A couple of years ago, Irish influence at Mobile World Congress was largely restricted to a state-subsidised stand with 14 plucky little companies selected to present on the big stage. Now, some Irish companies are starting to come into their own as legitimate, large-scale competition to big international players. Dublin-based telecoms software firm Openet had arguably the biggest stand of any of the Irish firms on hand, a very large corner edifice with public and private spaces within. Asavie, a Dublin-based ‘internet of things’ firm, also has a sizeable stand at the event and announced a pretty significant deal.
In all, there were well over 30 Irish companies officially on display, with dozens (perhaps hundreds) more on location for business meetings and pitches.
Think web-tech companies have a gender balance problem? A walk around Mobile World Congress shows you an industry that makes the digital tech business look like a model of progressive gender-balance.
Hardly any keynote speeches were by women and, from what I saw walking around the place for two days, very few of the senior executives on the floor were women.
In relative terms, Ireland actually does reasonably well on this score. Ericsson’s most senior Irish executive at the event was Zelia Madigan, country manager for the company which has over 1,000 people working between Athlone and Dublin. At home, Irish telcos have pretty visible female senior executives too, including Vodafone’s Irish boss Anne O’Leary and Eir’s head of networks, Carolann Lennon.

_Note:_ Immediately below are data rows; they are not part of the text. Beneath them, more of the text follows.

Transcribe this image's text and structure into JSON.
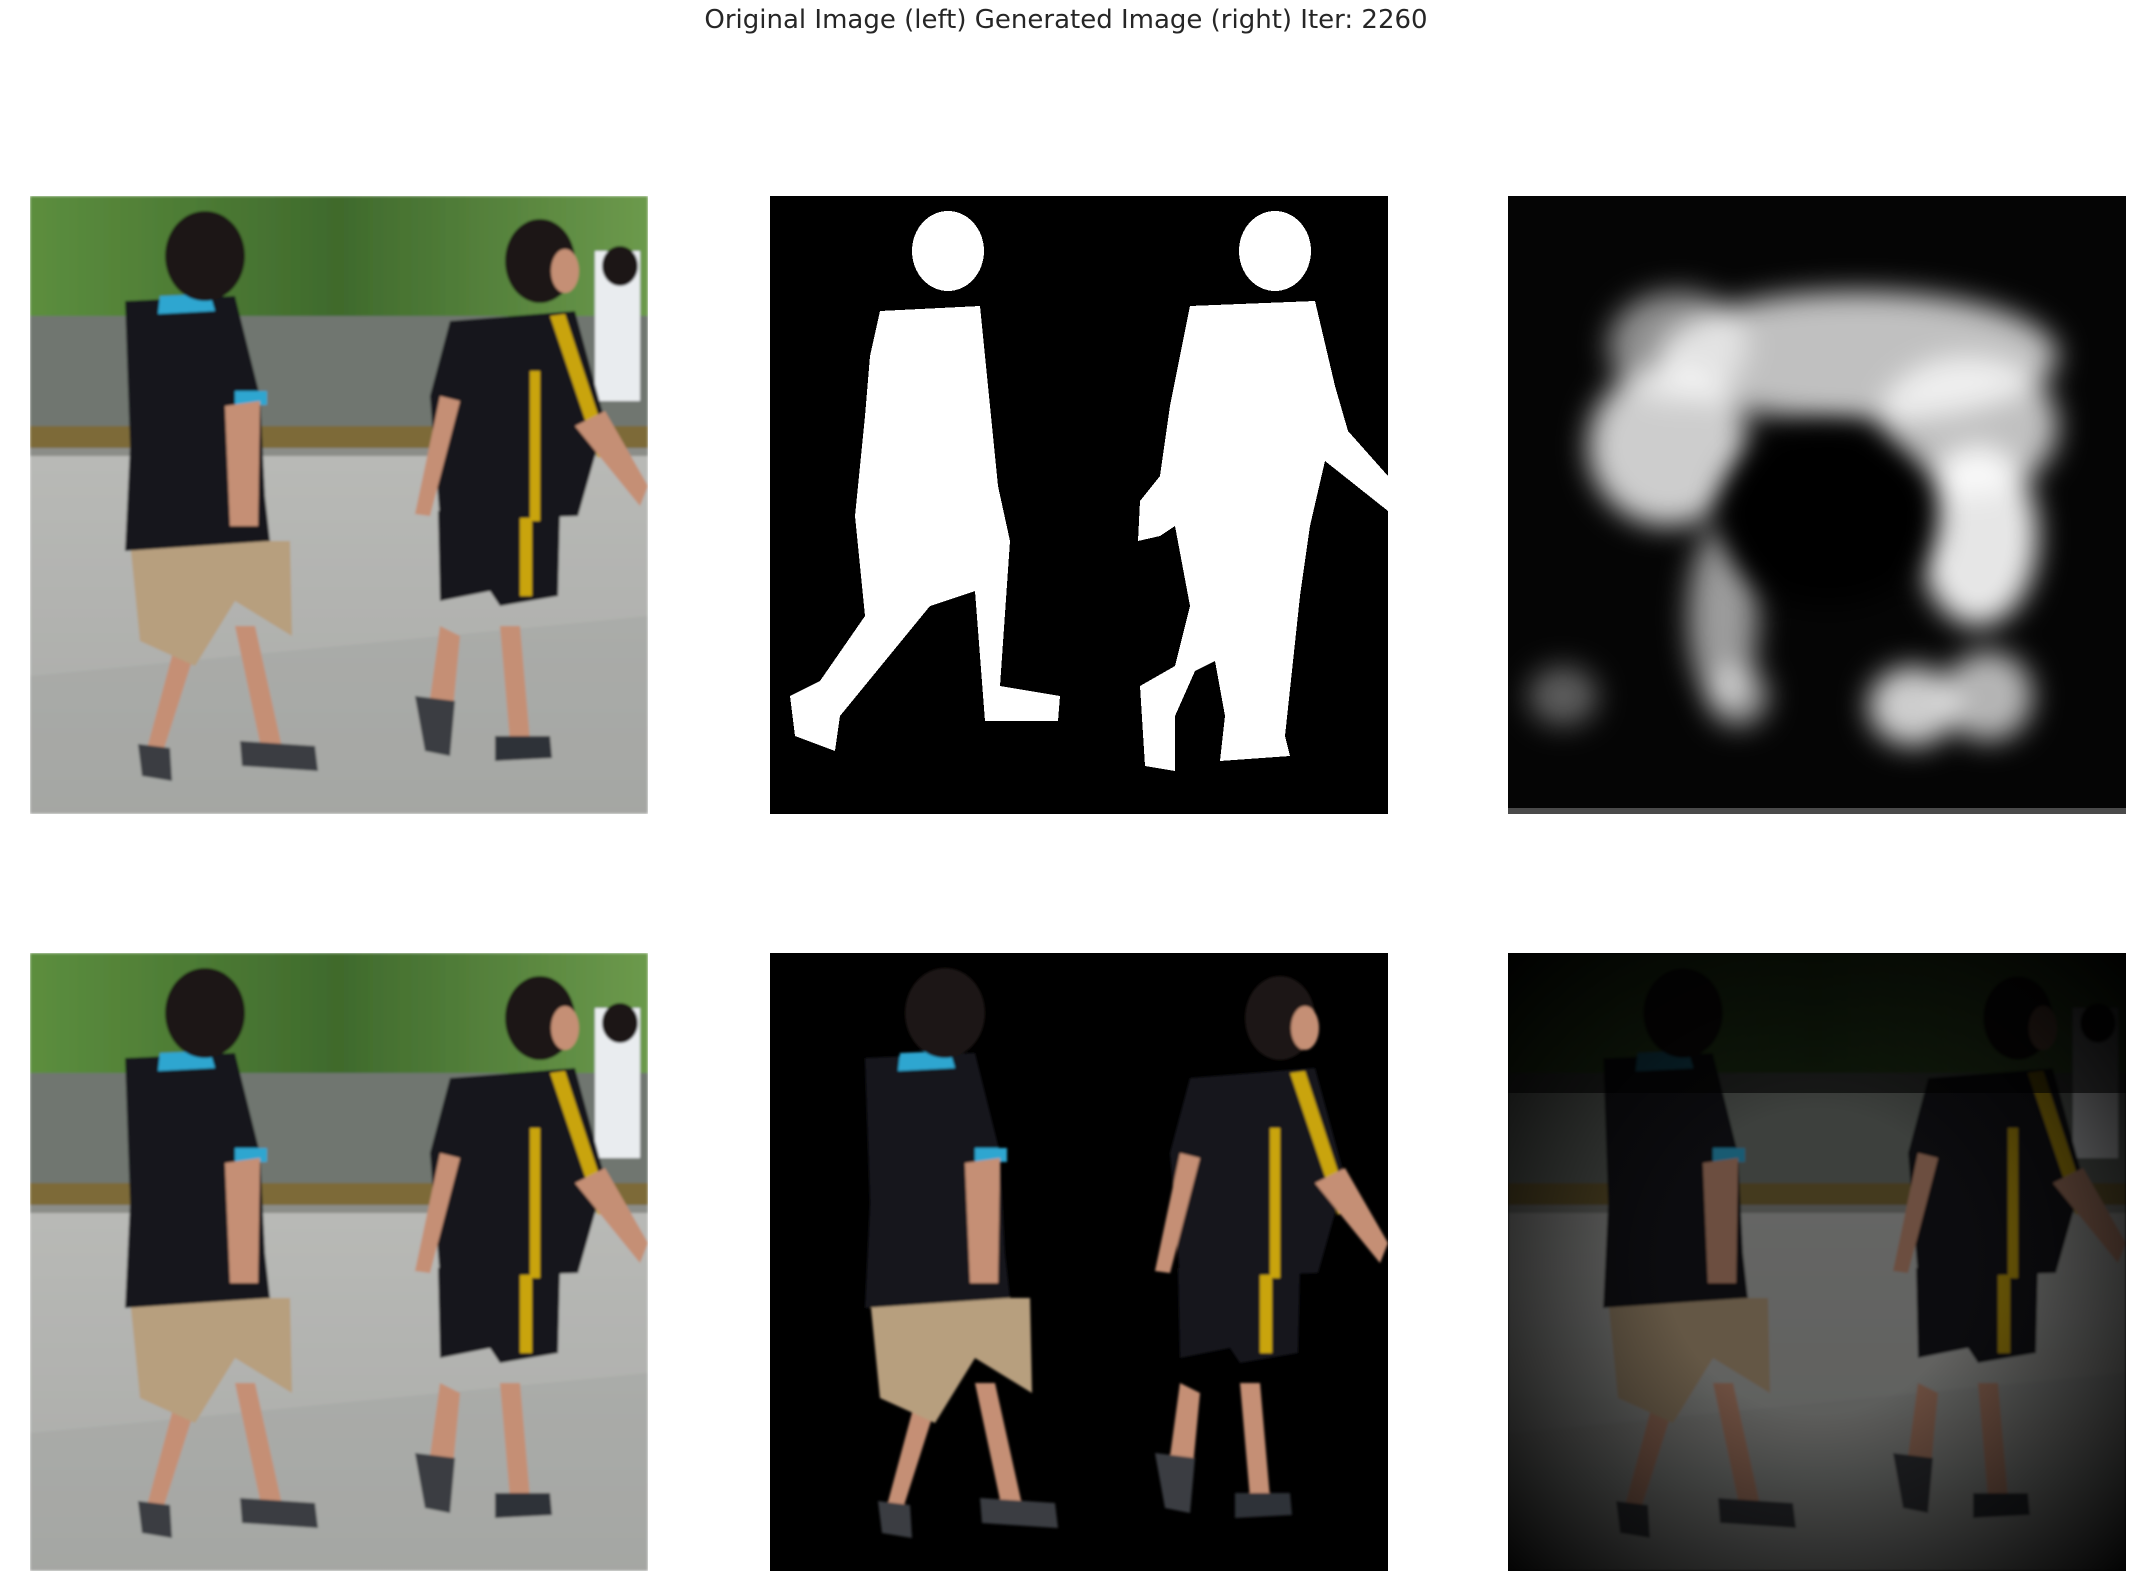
{
  "figure": {
    "title": "Original Image (left) Generated Image (right) Iter: 2260"
  },
  "scene": {
    "subjects": [
      "person-left",
      "person-right"
    ],
    "colors": {
      "road": "#b8b9b6",
      "trees": "#4b7a35",
      "shirt": "#16191f",
      "collar": "#2fa6d0",
      "stripe": "#c9a40e",
      "shorts_left": "#b79f7e",
      "shorts_right": "#15171c",
      "skin": "#c58f74",
      "hair": "#1a1512",
      "mask_fg": "#ffffff",
      "mask_bg": "#000000"
    }
  }
}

Some startups have experienced Irish female executives too, such as mAdme's Triona Mullane."
Credit: Adrian Weckler, independent.ie